Associated projects

New Scenarios and Models for Climate Engineering

New Scenarios and Models for Climate Engineering is using a seeds approach:

IPBES Expert group on scenarios and models

IPBES Expert group on scenarios and models has used the seeds approach as the foundation of their new framework:

Seeds of a Better McGill

This project seeks to understand how McGill University can use a ‘bright spots’ approach to create a better environment for existing and forthcoming initiatives to help McGill’s research, teaching, and service lead to a transformation to sustainability at McGill University and beyond?

“Game changers”, crisis and opportunity: how are social-ecological transformations scaling-up?

This project, led by Banting Postdoctoral Fellow Karina Benessaiah focuses on understanding how small sustainability initiatives (seeds) scale up to create new social-ecological transformational pathways. To do this, Karine studies (a) the issues seeds are responding to and their frames (desired futures, norms, values, and perceptions), (b) the resources they mobilize to move toward the desired pathway, (c) barriers and windows of opportunity encountered along the way, and (c) the resulting social-ecological outcomes. Karine is working on food sustainability-related seeds in two case study cities – Athens, Greece, and Montreal, Canada.

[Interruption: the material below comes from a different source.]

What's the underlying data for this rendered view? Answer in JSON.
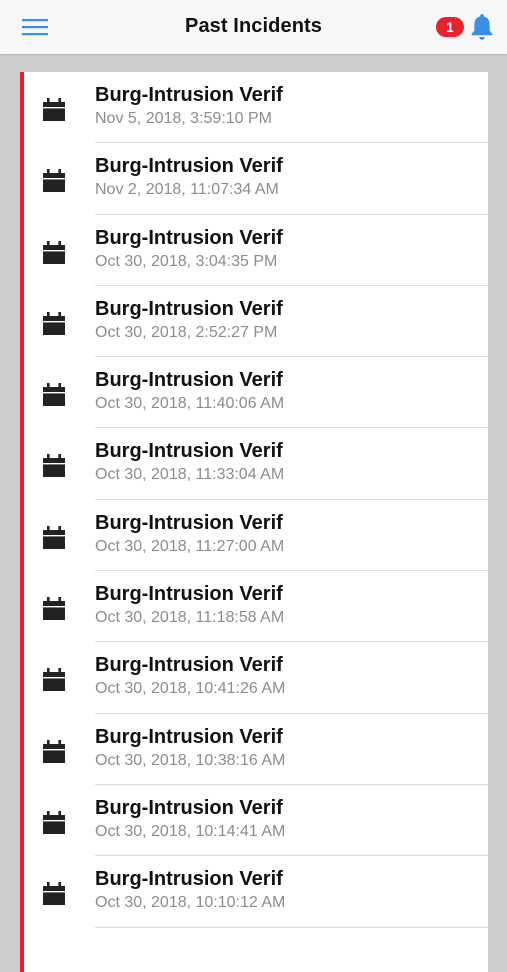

Guidance for Resilience in the Anthropocene: Investments for development (GRAID)

The GRAID program served as a knowledge platform to streamline insights and the latest knowledge on resilience thinking and methods for assessing and approaches for building resilience, as a strategic support to the Global Resilience Partnership (GRP). Two of the core partners, the Stockholm Resilience Centre in Sweden, and the Centre for Complex Systems in Transition (CST) at Stellenbosch University in South Africa, had substantial project components focusing on the Seeds of Good Anthropocenes.

CST led regional dialogues

The Centre for Complex Systems in Transition led four regional dialogues funded by Swedbio, two in South Africa and one each in Kenya and Mozambique, to collect local seed initiatives. These fed into a science-policy-practice dialogue run in conjunction with the 1st Future Earth Program on Ecosystem Change and Society (PECS) conference held in Stellenbosch in 2015. Building on these seeds and those collected in the global online initiative, a Seeds visioning workshop was held in 2016, which pioneered the Manoa mash-up method of creating bottom-up scenarios from Seeds, using methods such as future wheels and the 3-horizons framework.